Task:
Where does the word "January" appear in the entries below? Copy each line that holds it.

Material provided:
/---
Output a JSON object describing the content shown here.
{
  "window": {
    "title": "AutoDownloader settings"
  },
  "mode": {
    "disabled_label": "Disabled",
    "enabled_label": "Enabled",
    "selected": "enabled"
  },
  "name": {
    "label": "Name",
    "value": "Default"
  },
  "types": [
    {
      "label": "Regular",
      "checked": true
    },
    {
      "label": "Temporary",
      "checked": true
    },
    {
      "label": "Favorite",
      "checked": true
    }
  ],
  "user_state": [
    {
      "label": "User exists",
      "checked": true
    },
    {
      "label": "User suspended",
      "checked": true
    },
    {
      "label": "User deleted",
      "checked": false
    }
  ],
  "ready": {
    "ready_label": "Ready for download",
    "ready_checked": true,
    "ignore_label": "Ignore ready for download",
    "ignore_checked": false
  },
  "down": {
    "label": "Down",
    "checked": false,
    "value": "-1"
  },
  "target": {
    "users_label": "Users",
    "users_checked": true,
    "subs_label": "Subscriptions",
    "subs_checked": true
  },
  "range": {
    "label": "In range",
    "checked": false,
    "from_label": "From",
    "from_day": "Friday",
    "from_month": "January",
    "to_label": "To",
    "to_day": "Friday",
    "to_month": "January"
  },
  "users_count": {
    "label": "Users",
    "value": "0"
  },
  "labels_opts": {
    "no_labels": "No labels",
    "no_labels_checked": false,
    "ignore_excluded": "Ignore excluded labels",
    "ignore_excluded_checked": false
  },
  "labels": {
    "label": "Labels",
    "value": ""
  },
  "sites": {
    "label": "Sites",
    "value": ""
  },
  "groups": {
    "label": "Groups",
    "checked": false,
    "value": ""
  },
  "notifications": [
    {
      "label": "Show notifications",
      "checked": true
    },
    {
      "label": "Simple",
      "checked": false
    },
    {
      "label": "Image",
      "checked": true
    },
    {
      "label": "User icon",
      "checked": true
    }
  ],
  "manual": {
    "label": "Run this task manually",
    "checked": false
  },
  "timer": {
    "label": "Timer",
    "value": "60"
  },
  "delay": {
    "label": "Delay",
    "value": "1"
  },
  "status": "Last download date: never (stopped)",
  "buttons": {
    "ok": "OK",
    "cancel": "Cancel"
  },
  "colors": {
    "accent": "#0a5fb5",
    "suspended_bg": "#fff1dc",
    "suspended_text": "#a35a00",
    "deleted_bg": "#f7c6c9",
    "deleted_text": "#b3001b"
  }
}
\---
Solution for this exercise:
    "from_month": "January",
    "to_month": "January"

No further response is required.